Three blue helmets serving with the joint United Nations-African Union force (UNAMID) in Sudan’s Darfur region were killed last night in an ambush at a camp for internally displaced persons (IDPs), the mission confirmed today.
The soldiers were part of a regular night patrol that was ambushed by a group of unidentified armed men about 8:15 p.m. in Zam Zam, a large IDP camp just beyond the outskirts of El Fasher, the capital of North Darfur state.
The names and nationalities of the slain peacekeepers have not yet been released, but UNAMID said two were soldiers and one was a police adviser. Six other peacekeepers were injured in the ambush, three of them seriously, while one of the assailants was also killed.
Ibrahim Gambari, the head of UNAMID, strongly condemned last night’s attack, noting that the peacekeepers had been trying to ensure security at Zam Zam. He called on Sudanese authorities to launch an immediate investigation to identify the perpetrators and bring them to justice.
“An attack on international peacekeepers is a war crime and we will ensure that justice will be served,” he said. “This deplorable incident will not deter UNAMID’s strong commitment to its mission to protect the people of Darfur.”
In a separate statement issued by his spokesperson, Secretary-General Ban Ki-moon strongly condemned the killings and offered his sympathies to the families of those killed.
Security Council members also voiced outrage, with Ambassador U. Joy Ogwu of Nigeria, which holds the rotating Council presidency this month, reading out a press statement in which the 15-member panel “stressed that there must be an end to impunity for those that attack peacekeepers.”
Yesterday’s attack occurred only two months after another UNAMID peacekeeper was slain, that time following an ambush in South Darfur. Thirty-three personnel from the mission have died as a result of hostile actions since it took over from an earlier AU peace force at the start of 2008, and many humanitarian workers have also been targeted in attacks by bandits or armed groups.
Darfur has been wracked with conflict since 2003, pitting Government forces and allied militiamen against rebel groups.
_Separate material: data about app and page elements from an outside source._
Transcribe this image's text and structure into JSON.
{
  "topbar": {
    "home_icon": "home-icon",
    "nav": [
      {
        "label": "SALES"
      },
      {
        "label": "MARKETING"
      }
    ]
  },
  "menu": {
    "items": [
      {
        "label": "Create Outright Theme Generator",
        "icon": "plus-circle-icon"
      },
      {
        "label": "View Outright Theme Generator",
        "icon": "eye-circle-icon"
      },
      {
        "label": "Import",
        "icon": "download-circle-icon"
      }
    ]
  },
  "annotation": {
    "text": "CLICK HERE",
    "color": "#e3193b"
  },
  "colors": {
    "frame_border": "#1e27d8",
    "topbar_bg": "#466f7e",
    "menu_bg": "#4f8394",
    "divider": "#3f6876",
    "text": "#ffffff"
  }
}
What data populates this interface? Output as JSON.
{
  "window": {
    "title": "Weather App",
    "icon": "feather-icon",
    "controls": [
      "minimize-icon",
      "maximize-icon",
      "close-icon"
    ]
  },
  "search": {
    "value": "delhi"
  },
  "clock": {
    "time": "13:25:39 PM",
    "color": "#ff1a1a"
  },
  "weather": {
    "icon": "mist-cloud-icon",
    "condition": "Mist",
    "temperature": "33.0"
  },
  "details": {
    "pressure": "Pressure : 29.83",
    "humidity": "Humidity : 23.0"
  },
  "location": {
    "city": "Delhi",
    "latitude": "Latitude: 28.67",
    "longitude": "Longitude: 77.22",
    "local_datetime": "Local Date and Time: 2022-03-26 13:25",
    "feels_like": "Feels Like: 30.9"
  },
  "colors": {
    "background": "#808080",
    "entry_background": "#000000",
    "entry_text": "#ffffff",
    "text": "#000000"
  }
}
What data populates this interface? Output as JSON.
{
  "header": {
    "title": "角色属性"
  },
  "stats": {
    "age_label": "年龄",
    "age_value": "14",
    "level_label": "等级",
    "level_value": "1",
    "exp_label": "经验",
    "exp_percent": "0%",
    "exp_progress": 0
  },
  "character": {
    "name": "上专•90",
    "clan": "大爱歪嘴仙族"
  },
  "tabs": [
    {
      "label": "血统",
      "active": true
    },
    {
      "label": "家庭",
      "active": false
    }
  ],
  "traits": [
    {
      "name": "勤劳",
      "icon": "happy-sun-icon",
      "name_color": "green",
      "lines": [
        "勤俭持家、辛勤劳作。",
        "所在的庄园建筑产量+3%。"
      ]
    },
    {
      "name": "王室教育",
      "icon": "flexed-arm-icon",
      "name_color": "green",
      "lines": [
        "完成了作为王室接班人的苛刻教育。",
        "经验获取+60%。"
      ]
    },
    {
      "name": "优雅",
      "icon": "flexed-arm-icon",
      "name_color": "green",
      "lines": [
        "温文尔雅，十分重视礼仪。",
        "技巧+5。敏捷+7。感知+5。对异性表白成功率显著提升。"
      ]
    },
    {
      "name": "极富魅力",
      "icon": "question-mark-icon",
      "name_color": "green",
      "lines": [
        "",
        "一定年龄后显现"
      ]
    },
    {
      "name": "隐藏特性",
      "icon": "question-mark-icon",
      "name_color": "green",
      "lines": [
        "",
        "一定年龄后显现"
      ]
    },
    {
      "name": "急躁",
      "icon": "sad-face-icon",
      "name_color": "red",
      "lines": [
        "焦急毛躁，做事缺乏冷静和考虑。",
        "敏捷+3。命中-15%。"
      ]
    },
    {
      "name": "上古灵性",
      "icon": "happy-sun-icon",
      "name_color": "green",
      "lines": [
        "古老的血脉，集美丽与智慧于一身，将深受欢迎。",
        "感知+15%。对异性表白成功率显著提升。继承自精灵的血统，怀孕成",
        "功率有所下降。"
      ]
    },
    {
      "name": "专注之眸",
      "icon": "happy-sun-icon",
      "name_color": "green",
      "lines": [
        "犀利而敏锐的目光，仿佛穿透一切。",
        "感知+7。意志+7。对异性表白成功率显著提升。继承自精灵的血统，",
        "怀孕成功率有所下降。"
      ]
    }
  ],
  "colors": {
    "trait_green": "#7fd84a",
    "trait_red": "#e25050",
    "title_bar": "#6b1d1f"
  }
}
Millions of civilians have been either internally displaced or forced to seek refuge in neighbouring countries.